Bree Stilwell, a representative from Sava’s Restaurant in Ann Arbor, Mighigan, said Immigration and Custom Enforcement officials detained at least three of her employees while she was not in the shop on Wednesday.
Stilwell reported that several ICE members came into the restaurant where they had breakfast. After they were done, they went into the kitchen and tried to apprehend one of the employees who was not working the morning shift at the time. She said the worker in question was suspected of not having proper documentation to work. However, when it became clear that the employee was not in, the ICE agents checked the documentation of all of the other kitchen staff. When they found three workers without the paperwork on them, the agents arrested them.
“One ICE agent was stationed at the back door, and one at the front,” Stilwell said. “They apprehended one of our employees taking the trash out to the back alley and immediately put him in handcuffs, misidentifying him as the employee they were looking for. The detained employee showed the agents his documentation and was released, but three others were arrested.”
Owner Sava Lelcaj said her company, Savco Hospitality, goes through a vetting process to make sure all employees have the proper documentation required to work in the United States. In fact, each of the employees at the restaurant was fully documented and “all of the information they provided was deemed accurate to the best of our abilities,” said Stilwell.
Even those taken into custody had documentation; they were just not on hand while they were working in the kitchen. The owner has sent the documentation to the Detroit ICE office where the workers were held and they were expected to be released late Wednesday.
The restaurant also became short of staff because many other workers, fearing for their safety, left the restaurant temporarily after the incident. However, they were able to keep it open.
"It's really sad," Lelcaj said. "It scares the whole community. Today's a great indication even if you have your documentation, and you're at the wrong place at the wrong time, you can still be at risk."
ICE raids can have a terrible impact on the restaurant industry and the lives of workers as undocumented immigrants make up roughly 10 percent of the hospital industry. Concerns over deportation issues have spurred several “A Day Without Immigrants” protests, where immigrants have gone on strike from work and closed their businesses voluntarily to show their contributions matter to the U.S. economy.

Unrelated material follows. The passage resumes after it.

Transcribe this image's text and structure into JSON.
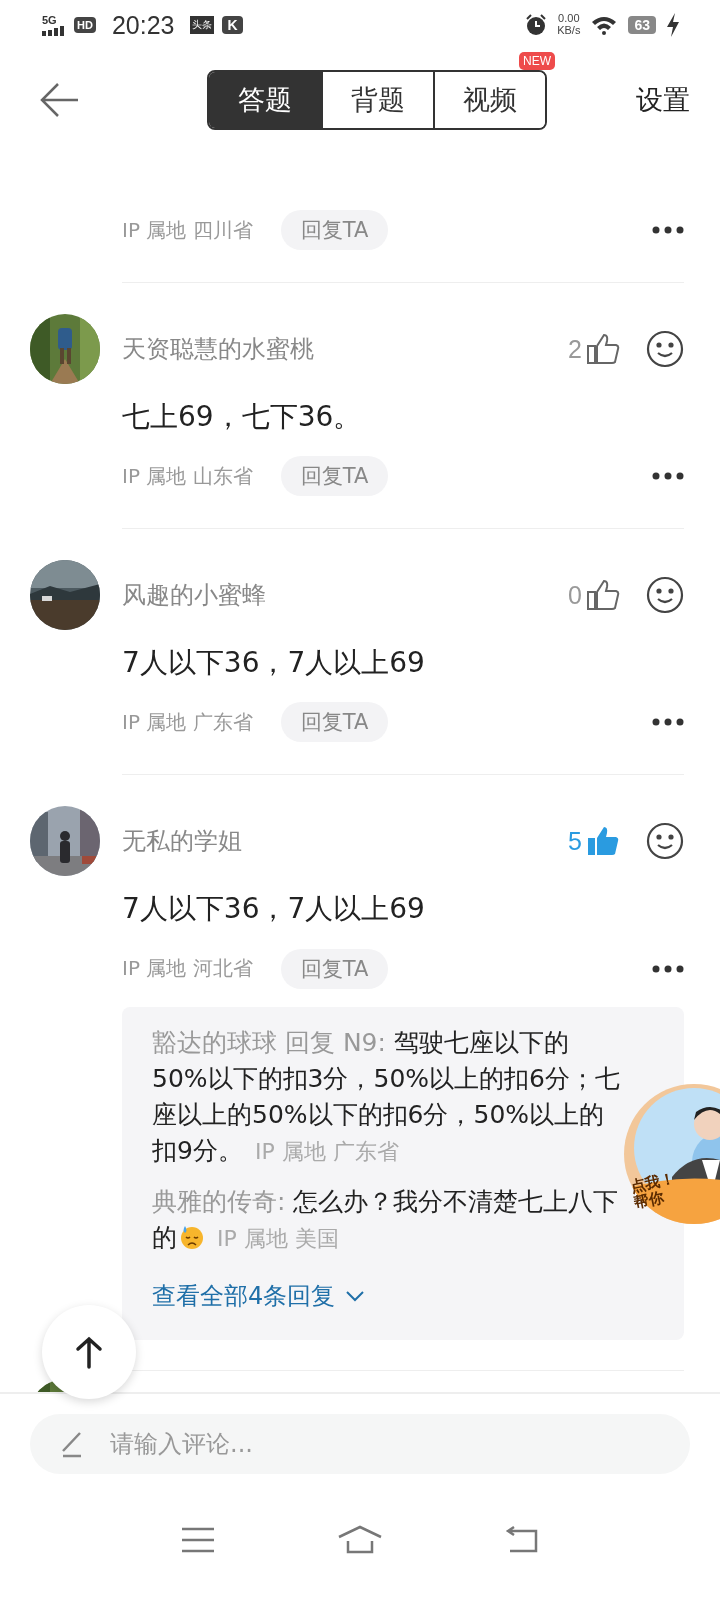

For immigrants who are being detained, Eater has a guide on what to do in that situation.
Banner/thumbnail credit: Reuters